■ **HOW TO COMPLETE THIS TASK**:
Scan the records below, and wherever a line has the word "freedb", pull it out.

■ **Records from a dataset**:
________________________________________

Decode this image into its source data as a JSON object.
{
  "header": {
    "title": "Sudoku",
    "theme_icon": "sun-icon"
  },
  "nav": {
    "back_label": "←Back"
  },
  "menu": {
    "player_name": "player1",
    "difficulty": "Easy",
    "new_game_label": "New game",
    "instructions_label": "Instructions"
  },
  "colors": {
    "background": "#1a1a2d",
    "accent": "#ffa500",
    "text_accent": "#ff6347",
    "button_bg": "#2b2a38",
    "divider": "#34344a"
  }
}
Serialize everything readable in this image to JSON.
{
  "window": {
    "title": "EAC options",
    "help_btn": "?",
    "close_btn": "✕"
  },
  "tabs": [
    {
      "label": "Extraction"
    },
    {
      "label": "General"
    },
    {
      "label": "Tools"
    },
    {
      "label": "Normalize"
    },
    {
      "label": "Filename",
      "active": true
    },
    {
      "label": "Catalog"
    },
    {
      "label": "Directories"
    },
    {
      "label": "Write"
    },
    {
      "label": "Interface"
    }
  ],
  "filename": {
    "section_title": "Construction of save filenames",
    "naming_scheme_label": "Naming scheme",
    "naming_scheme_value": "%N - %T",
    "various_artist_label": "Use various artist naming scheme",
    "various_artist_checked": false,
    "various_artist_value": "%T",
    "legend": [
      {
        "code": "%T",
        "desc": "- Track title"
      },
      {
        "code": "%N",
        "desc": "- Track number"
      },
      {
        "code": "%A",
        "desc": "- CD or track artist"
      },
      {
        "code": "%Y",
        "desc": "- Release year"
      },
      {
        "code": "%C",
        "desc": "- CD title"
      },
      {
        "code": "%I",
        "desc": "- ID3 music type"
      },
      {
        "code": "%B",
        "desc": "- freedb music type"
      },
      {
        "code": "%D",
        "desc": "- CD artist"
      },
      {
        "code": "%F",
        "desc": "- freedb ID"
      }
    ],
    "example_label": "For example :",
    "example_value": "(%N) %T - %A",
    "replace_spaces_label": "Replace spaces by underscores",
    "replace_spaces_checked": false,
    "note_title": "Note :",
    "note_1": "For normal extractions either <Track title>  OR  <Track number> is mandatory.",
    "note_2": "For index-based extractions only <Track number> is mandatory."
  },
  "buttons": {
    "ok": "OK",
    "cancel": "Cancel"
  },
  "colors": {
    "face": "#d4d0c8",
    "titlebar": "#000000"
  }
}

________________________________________

■ **TASK SOLUTION**:
        "desc": "- freedb music type"
        "desc": "- freedb ID"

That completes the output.